Wednesday, October 03, 2007

The Famine Statues

As with many Irish people, there is one view in Dublin which never fails to emotionally affect me. It is the vista of the iron Famine Statues along the river Liffey quays when seen against the backdrop of the modern glass pyramid shapes on the Ulster Bank HQ. My heart races from commingled emotions of pain and pride. If ever there was a single place which crystalizes Ireland's emergence on many levels then this is surely it.

The mid 19th century famine was a huge event in more ways than we Irish today even consider at a fully conscious level. It is still Freudianly lingering in our subconscious like a genetic imprint. Yes, I know it wasn't a famine in the clinical sense. The rural Irish were over-dependant on the potato with it's big food value per acre for poor families with small fields. I'm not getting into the blame game here as it is possible to throw shots at the British authorities, landlords and the Irish farmers...this is a separate debate. But over a modest period the event contributed to unbelievable misery and the population of Ireland was more than halved through death and emigration.

Many of us have stories in our families which are passed down from the famine. Stories of death and disease and loss of dignity abounded. My father came from a rural background and I always noticed that his family had an irrational fear of hunger. They had enough food of course but they did worry about the potential of going hungry. My mother was from a city background in Derry but they also had memories of the great hunger through Donegal connections. I know other intermediate factors played a bigger part such as shortages in the war years, generally poor pay, etc. But I'm absolutely convinced that the famine was still imprinted in the dark corridors of their brains. They passed similar irrational fears on to my generation. It manifests itself in subtle ways. Have we enough food in the house? What happens if we run out of something? Ilogical hoarding is still present in small ways and we don't even realise it. We hate to see people hungry. The Irish give more generously to Worldwide famine relief per capita than almost any nation on Earth. Even mention the word famine and it still hurts Irish people.

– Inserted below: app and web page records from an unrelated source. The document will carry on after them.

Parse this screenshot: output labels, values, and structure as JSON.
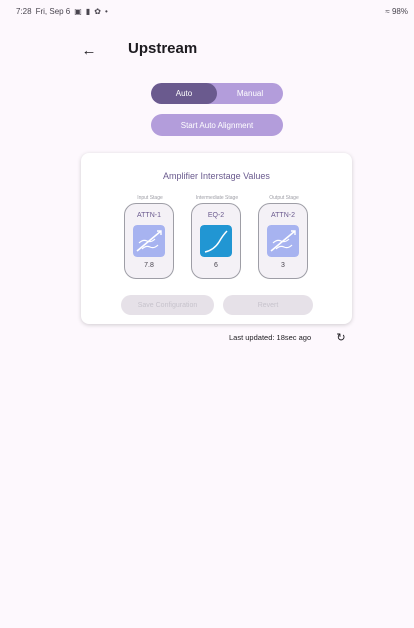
{
  "status_bar": {
    "time": "7:28",
    "date": "Fri, Sep 6",
    "battery": "98%"
  },
  "header": {
    "back_icon": "arrow-left-icon",
    "title": "Upstream"
  },
  "mode_toggle": {
    "options": [
      "Auto",
      "Manual"
    ],
    "selected": "Auto"
  },
  "auto_alignment": {
    "label": "Start Auto Alignment"
  },
  "card": {
    "title": "Amplifier Interstage Values",
    "stages": [
      {
        "stage_label": "Input Stage",
        "name": "ATTN-1",
        "value": "7.8",
        "icon": "attenuator-icon"
      },
      {
        "stage_label": "Intermediate Stage",
        "name": "EQ-2",
        "value": "6",
        "icon": "equalizer-curve-icon"
      },
      {
        "stage_label": "Output Stage",
        "name": "ATTN-2",
        "value": "3",
        "icon": "attenuator-icon"
      }
    ],
    "save_label": "Save Configuration",
    "revert_label": "Revert"
  },
  "footer": {
    "last_updated": "Last updated: 18sec ago",
    "refresh_icon": "refresh-icon"
  },
  "colors": {
    "background": "#fdf8fd",
    "primary": "#6a5a8e",
    "primary_light": "#b39ddb",
    "eq_icon": "#2196d3",
    "attn_icon": "#a7b3f0"
  }
}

Volumes have been written on Irish emigration from famine times and beyond. It still amazes me how many people Worldwide have Irish roots and who have since then given something back in so many diverse ways. From careful study of the finer points in history it also touches me how many poor nations from various parts of the World were generous with contributions to Ireland during a time of bad communication in the mid 1800s famine years. Even native American Indians and Mexicans for instance. Little to give...but gave a lot.

The famine statues...surrounded by prosperity...a time gate...a tangible reminder of what we came from and where we are. Go there...reflect.


Blankpaige said...

Nice reflection on an excellent photo, John.

John of Dublin said...

Thanks a lot Paige!

ainelivia said...

Didn't know of this until I read your post. Next time I'm in Dublin will take a look.

re your comments on giving; probably why Ireland gave more to Live Aid per capita than any other country.

John of Dublin said...

Thanks for the comment Ainelivia.

Anonymous said...

Fantastic - saw the statue myself six years ago absolutely mesmerised by it, shed a tear. My mother's family are predominately Southern Irish, her grandfather left Ireland for this very reason and settled in South Wales. My Welsh mother married and settled in England, but very proud of my Welsh and Irish ancestral roots.